(Items from a dataset)
# # # #

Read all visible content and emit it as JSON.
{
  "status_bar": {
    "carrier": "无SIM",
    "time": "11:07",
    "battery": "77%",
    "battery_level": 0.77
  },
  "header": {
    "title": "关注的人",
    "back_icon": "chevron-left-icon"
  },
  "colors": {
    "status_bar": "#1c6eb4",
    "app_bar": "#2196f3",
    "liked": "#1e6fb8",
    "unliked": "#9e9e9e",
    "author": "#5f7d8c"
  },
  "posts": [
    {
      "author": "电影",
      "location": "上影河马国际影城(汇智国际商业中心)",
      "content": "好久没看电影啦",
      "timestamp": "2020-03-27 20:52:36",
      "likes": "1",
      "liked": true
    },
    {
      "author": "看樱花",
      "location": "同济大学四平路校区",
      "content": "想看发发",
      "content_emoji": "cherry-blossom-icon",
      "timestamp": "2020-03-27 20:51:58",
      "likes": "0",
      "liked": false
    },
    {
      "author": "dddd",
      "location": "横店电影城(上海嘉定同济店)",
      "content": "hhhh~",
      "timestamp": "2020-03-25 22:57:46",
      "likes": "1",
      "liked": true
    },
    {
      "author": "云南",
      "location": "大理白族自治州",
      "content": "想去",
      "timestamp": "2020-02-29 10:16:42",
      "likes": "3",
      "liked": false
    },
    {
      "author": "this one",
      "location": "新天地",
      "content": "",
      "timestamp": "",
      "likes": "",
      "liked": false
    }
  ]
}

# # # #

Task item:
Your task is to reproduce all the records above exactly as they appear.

Answer space:
Read all visible content and emit it as JSON.
{
  "status_bar": {
    "carrier": "无SIM",
    "time": "11:07",
    "battery": "77%",
    "battery_level": 0.77
  },
  "header": {
    "title": "关注的人",
    "back_icon": "chevron-left-icon"
  },
  "colors": {
    "status_bar": "#1c6eb4",
    "app_bar": "#2196f3",
    "liked": "#1e6fb8",
    "unliked": "#9e9e9e",
    "author": "#5f7d8c"
  },
  "posts": [
    {
      "author": "电影",
      "location": "上影河马国际影城(汇智国际商业中心)",
      "content": "好久没看电影啦",
      "timestamp": "2020-03-27 20:52:36",
      "likes": "1",
      "liked": true
    },
    {
      "author": "看樱花",
      "location": "同济大学四平路校区",
      "content": "想看发发",
      "content_emoji": "cherry-blossom-icon",
      "timestamp": "2020-03-27 20:51:58",
      "likes": "0",
      "liked": false
    },
    {
      "author": "dddd",
      "location": "横店电影城(上海嘉定同济店)",
      "content": "hhhh~",
      "timestamp": "2020-03-25 22:57:46",
      "likes": "1",
      "liked": true
    },
    {
      "author": "云南",
      "location": "大理白族自治州",
      "content": "想去",
      "timestamp": "2020-02-29 10:16:42",
      "likes": "3",
      "liked": false
    },
    {
      "author": "this one",
      "location": "新天地",
      "content": "",
      "timestamp": "",
      "likes": "",
      "liked": false
    }
  ]
}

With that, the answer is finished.